Required action
Determine how many lines of the entries that follow contain "chevron", and respond with that number alone.

Page and application data records
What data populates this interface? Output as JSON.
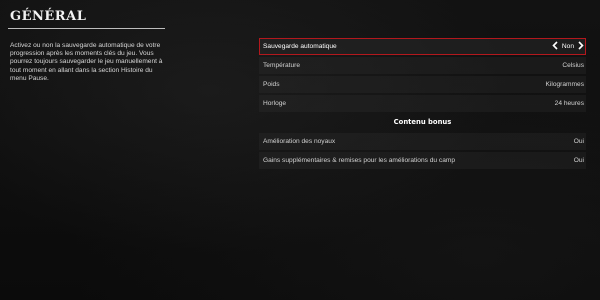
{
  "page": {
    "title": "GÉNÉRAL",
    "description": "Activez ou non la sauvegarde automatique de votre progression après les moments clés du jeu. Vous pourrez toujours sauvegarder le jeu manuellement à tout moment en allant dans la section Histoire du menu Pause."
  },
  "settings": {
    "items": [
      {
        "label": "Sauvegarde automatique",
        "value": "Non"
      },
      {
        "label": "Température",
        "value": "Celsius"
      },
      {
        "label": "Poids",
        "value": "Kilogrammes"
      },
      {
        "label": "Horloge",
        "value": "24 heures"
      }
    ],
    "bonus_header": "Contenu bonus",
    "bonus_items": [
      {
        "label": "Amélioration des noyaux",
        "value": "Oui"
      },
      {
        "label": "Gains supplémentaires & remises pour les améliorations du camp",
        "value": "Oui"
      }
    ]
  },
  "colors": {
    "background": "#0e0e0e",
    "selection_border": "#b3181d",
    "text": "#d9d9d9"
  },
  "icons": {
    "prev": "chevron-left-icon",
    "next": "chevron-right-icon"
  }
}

Solution for this exercise
2